YOUR OBJECTIVE: Wherever the string "JSON" appears in the listing, copy that line.

DATA IN THIS EXERCISE:

"""

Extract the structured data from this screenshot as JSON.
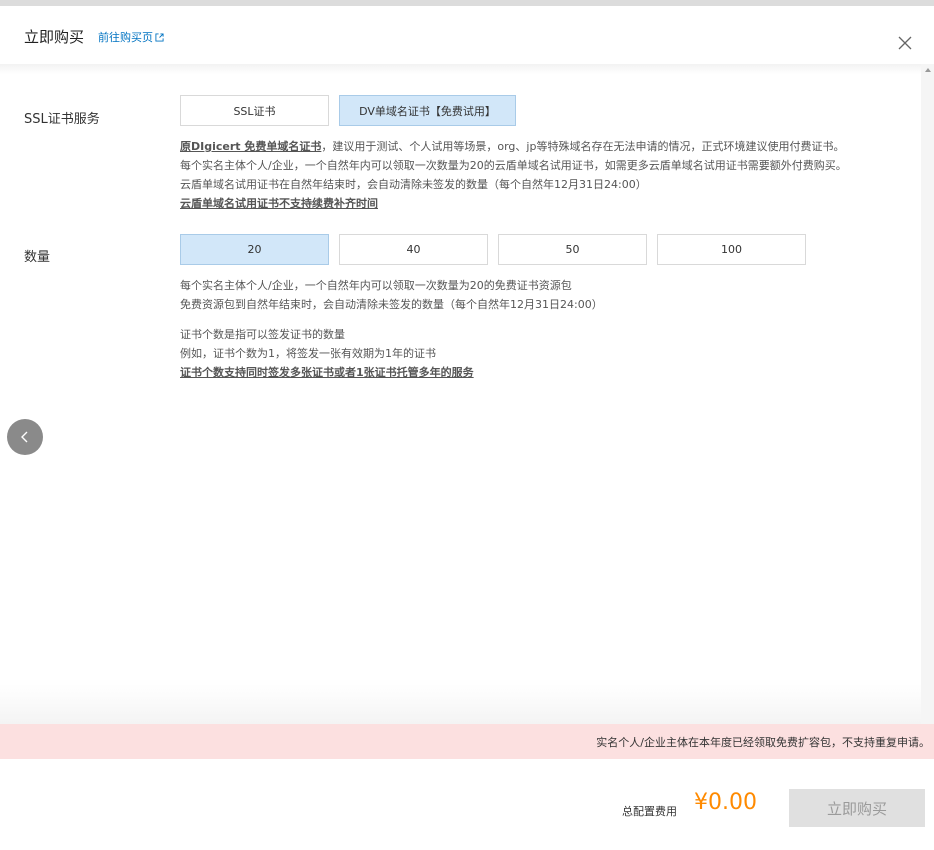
{
  "header": {
    "title": "立即购买",
    "link_label": "前往购买页",
    "close_icon": "close-icon",
    "external_icon": "external-link-icon"
  },
  "ssl_service": {
    "label": "SSL证书服务",
    "options": [
      "SSL证书",
      "DV单域名证书【免费试用】"
    ],
    "selected": "DV单域名证书【免费试用】",
    "desc_bold_1": "原DIgicert 免费单域名证书",
    "desc_line_1": "，建议用于测试、个人试用等场景，org、jp等特殊域名存在无法申请的情况，正式环境建议使用付费证书。",
    "desc_line_2": "每个实名主体个人/企业，一个自然年内可以领取一次数量为20的云盾单域名试用证书，如需更多云盾单域名试用证书需要额外付费购买。",
    "desc_line_3": "云盾单域名试用证书在自然年结束时，会自动清除未签发的数量（每个自然年12月31日24:00）",
    "desc_bold_2": "云盾单域名试用证书不支持续费补齐时间"
  },
  "quantity": {
    "label": "数量",
    "options": [
      "20",
      "40",
      "50",
      "100"
    ],
    "selected": "20",
    "desc_line_1": "每个实名主体个人/企业，一个自然年内可以领取一次数量为20的免费证书资源包",
    "desc_line_2": "免费资源包到自然年结束时，会自动清除未签发的数量（每个自然年12月31日24:00）",
    "desc_line_3": "证书个数是指可以签发证书的数量",
    "desc_line_4": "例如，证书个数为1，将签发一张有效期为1年的证书",
    "desc_bold": "证书个数支持同时签发多张证书或者1张证书托管多年的服务"
  },
  "notice": "实名个人/企业主体在本年度已经领取免费扩容包，不支持重复申请。",
  "footer": {
    "fee_label": "总配置费用",
    "fee_amount": "¥0.00",
    "buy_label": "立即购买"
  },
  "icons": {
    "back": "chevron-left-icon",
    "scroll_up": "scroll-up-arrow-icon"
  },
  "colors": {
    "accent_link": "#0073c2",
    "selected_bg": "#d2e7f9",
    "price": "#ff8a00",
    "notice_bg": "#fce0e0",
    "disabled_button_bg": "#e0e0e0"
  }
}
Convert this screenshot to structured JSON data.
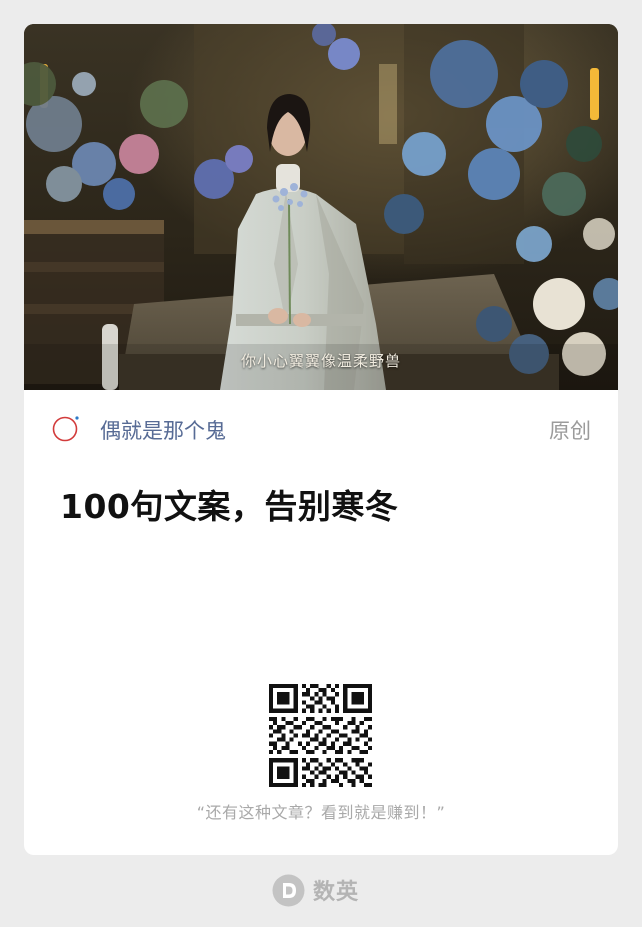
{
  "cover": {
    "subtitle": "你小心翼翼像温柔野兽"
  },
  "author": {
    "name": "偶就是那个鬼",
    "tag": "原创"
  },
  "article": {
    "title": "100句文案，告别寒冬"
  },
  "share": {
    "slogan": "“还有这种文章？看到就是赚到！”"
  },
  "footer": {
    "brand": "数英"
  },
  "icons": {
    "author": "circle-logo-icon",
    "brand": "shuying-logo-icon",
    "qr": "qr-code"
  },
  "colors": {
    "author_name": "#576b95",
    "author_icon": "#d23b3b",
    "tag": "#9b9b9b",
    "title": "#111111",
    "slogan": "#a9a9a9",
    "page_bg": "#ececec"
  }
}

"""

RESPONSE TO THIS TASK:
Extract the structured data from this screenshot as JSON.
Convert this screenshot to structured JSON data.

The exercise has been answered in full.